**Action item**
State the number of lines in the material below that have "this" in them, without any other text.

**Material supplied**
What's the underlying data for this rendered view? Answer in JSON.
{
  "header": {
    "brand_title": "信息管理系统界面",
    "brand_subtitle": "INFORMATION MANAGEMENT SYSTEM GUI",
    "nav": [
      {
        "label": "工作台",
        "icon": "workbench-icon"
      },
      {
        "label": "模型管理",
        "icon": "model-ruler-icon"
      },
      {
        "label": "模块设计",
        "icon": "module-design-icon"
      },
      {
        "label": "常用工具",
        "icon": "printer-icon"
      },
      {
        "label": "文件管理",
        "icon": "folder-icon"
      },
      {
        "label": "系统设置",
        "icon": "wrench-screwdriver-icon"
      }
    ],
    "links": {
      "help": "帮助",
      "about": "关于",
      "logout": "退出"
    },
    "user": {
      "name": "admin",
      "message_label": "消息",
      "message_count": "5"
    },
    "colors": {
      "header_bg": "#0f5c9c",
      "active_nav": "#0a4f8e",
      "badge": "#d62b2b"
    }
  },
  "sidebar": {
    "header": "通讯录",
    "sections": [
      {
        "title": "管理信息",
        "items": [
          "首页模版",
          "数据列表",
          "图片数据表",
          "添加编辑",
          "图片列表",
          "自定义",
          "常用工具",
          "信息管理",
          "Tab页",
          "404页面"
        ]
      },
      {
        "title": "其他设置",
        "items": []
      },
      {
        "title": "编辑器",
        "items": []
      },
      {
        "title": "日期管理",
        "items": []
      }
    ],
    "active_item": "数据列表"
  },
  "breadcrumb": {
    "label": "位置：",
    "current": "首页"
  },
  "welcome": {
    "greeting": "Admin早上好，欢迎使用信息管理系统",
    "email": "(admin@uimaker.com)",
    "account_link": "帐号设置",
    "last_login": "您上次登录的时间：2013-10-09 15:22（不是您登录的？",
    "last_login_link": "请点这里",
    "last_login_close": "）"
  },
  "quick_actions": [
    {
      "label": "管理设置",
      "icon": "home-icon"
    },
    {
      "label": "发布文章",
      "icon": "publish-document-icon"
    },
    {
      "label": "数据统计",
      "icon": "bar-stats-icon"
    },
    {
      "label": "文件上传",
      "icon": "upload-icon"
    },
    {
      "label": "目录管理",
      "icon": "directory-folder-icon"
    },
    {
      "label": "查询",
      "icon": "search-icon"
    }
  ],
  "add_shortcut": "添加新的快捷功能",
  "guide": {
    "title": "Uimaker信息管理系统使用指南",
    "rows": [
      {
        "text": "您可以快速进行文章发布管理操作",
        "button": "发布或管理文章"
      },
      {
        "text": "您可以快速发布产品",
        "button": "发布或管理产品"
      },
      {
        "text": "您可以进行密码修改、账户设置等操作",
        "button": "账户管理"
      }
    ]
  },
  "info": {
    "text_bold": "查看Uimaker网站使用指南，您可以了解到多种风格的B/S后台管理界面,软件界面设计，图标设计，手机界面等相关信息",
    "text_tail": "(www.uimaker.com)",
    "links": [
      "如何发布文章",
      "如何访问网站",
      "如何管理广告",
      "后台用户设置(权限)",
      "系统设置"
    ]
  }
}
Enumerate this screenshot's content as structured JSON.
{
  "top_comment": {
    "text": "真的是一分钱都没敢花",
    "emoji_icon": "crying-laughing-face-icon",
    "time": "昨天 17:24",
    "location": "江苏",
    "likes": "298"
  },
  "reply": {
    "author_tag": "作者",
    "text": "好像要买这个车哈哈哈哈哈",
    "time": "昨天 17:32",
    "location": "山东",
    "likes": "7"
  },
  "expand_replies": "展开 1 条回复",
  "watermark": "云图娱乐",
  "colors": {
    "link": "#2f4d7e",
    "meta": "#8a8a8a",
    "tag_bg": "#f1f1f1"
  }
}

**Output**
2